From the thrift shop:
* Small owl salt shaker (which I stuffed tight with a piece of fabric since it didn't have a stopper to keep other items from getting lost in there)
* Miniature tea cup
* Pumpkins and gourd from fall “spray”
From my craft stash:
* Beads of larger various sizes and shapes
* Small corks
* Buttons of various sizes
* Googly eye
* Jewel beads
* Jingle bells
* Mini clothes pins
* Metal bobbins that fit my sewing machine but don’t work very well
* Bouncy balls
* Wheels from a toy motorcycle something or other (from a rummage sale, actually)
* Pats of fake butter, plastic bacon, small carrot
* Small Garfield the cat
* Small plastic triangle
* Small action figures
* Small plastic key
From the bathroom:
* Small terry pony tail holders
* Flower off cheap barrettes that fell off the first time I tried them
* Cheap barrettes (alligator clip/poing style)
* Safety pins (various sizes)
* Bobby pins
* Plastic barrettes
Pieces of field corn (could also use different types of bigger dried beans)
Paper clips, various sizes and colors (and I thought about mini binder clips but didn't need them)
Large nut, smaller bolts
I was thought about some sort of pom-pom, but I didn't want to use a homemade one (reference above K-proofing). Same with silk flowers. I didn't look for any, but I think a multi-pack of small erasers in different shapes would be excellent. Some things were included in each bag, some were one-of-a-kind.
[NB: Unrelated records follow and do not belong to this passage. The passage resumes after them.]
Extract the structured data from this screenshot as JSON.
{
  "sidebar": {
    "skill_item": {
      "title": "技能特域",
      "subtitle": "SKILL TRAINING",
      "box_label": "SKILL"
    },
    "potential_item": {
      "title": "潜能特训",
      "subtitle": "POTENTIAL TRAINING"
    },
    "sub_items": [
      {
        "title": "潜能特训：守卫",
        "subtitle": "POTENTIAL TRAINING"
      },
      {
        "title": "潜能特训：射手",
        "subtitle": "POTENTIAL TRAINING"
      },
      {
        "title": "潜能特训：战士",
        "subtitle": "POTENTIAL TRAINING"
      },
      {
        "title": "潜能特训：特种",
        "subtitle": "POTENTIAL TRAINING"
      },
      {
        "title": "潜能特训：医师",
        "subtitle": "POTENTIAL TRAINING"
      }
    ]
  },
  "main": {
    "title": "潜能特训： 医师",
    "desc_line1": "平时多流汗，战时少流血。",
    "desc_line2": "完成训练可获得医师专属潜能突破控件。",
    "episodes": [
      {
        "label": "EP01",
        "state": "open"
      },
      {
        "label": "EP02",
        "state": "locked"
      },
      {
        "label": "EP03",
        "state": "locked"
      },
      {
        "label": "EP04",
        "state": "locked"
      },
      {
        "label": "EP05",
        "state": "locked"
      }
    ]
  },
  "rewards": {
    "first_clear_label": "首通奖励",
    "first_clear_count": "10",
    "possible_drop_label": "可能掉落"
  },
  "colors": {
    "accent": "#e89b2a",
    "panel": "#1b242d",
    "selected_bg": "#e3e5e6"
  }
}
So. Window is firmly stitched, list is stitched on, and bag is sewn except for a hole. To make seven bags, I used approximately 23 pounds of rice. My bags are MUCH bigger than Peculiar Momma's - she used about 6x6" bags and 10-20 items depending on size. The size of my bags varied greatly - the round ones are the size of a big dinner plate, the square ones are perhaps 10x10. I used probably 14-16 items per bag. There are a number of different things you could use as filler - Kimberlee used bird seed, I thought about using field corn kernels, dried beans or lentils would be good - just go with something cheap and plentiful! I'd caution that you try to avoid using items for them to find that are too similar in color to the filler . . . unless you're trying to make it more difficult, that is! Actually, I think that multi-colored stuff like bird seed, or perhaps a variety of filler materials would make it more difficult to find things. If you see a peek of yellow among the white rice, for example, it really stands out. But if you have white rice, yellow corn, red and black beans, green lentils, etc - colors aren't going to stand out as much. Hmm . . . I might be opening some of these back up . . . :>)
Peculiar Momma (I think?) used a creamer pitcher to fill her bags, but I really liked using the canning funnel. To keep things spread out, I tried to put in a few scoops of rice, then a couple of items, then a few scoops of rice, couple of items, etc. With the bags, make sure you don't fill it TOO full - I finished filling then pinned the opening (using several pins so it didn't leak!) and then gave it a try and nearly every time, I took out the pins and removed some rice. Hand stitch the opening shut (I used a blanket stitch on a few, since it seems to be the year of the blanket stitch!) and try it out yourself.
If you'd like to see what else I'm making for Christmas, please visit my Handmade Christmas post (provided you're not on my Christmas list!), and for more frugal ideas, visit Life As Mom. This is also linked to Proverbs 31 Living's Handmade Christmas.